West Windsor Town Meeting Follows Tradition
03/01/11 5:50PM By Betty Smith-Mastaler
| MP3 || Download MP3 |
(Host) The sun was out and the sidewalk was sanded at West Windsor's town meeting on Tuesday.
VPR has been visiting West Windsor for the past few years as an example of the traditional town meeting, and to take the pulse of this basic building block of democracy.
And indications are that Town Meeting is still alive and well in West Windsor.
VPR's Betty Smith has more.
(Smith) A vase of bright flowers stands by the lectern on a folding table in the front of the room. Eight rows of folding metal chairs fill quickly, as do a couple dozen wooden chairs around the perimeter. There's an atmosphere of cheerful practicality as neighbors greet neighbors. A woman pulls out her knitting.
(Birmingham) Raps gavel
(Smith) Shortly after nine, Town Moderator Matt Birmingham calls the meeting to order and one hundred and sixty five West Windsor voters elect town officials, set tax policy and approve school and town budgets for the year.
Discussion is informed, respectful, and often witty. Occasionally it even gets a bit - well - personal.

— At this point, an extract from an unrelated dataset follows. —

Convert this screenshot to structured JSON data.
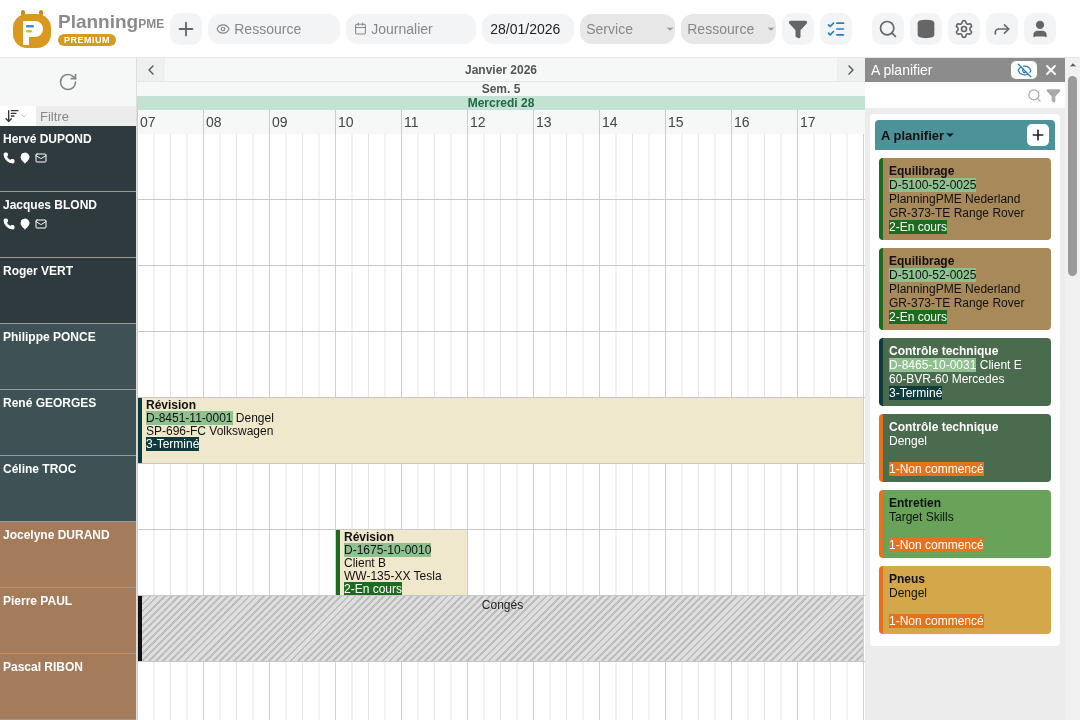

(Birmingham reveals it's the town clerk's birthday, to much applause.)
Then a group of second graders from the nearby Albert Bridge School, report that they've been interviewing various town leaders about their work.
(Student talks about editing the project)
(Smith) Getting back to town business, voters approve the use of a surplus to put a new slate roof on the library and to create a multi-use town forest plan. This year the item generating the most debate has to do with a piece of land currently owned by the Ascutney Ski Area that abuts the town forest and is popular for recreation use. The select board is encouraged to explore the possibility of buying it.
There's something remarkably reassuring about a traditional town meeting, especially in these chaotic times.
It's an interesting mix of old and new, of trust in yourself and your neighbors to manage the business of the town. It takes a strong sense of place, a healthy measure of voter confidence and a dash of optimism about the future.
And according to moderator Birmingham...
about democracy, the full room, and knowing how to do it now and 100 years from
(Smith) For now, Town Meeting is adjourned and it's time for soup, sandwiches and pie in the church basement up the road.
For VPR News, I'm Betty Smith in West Windsor.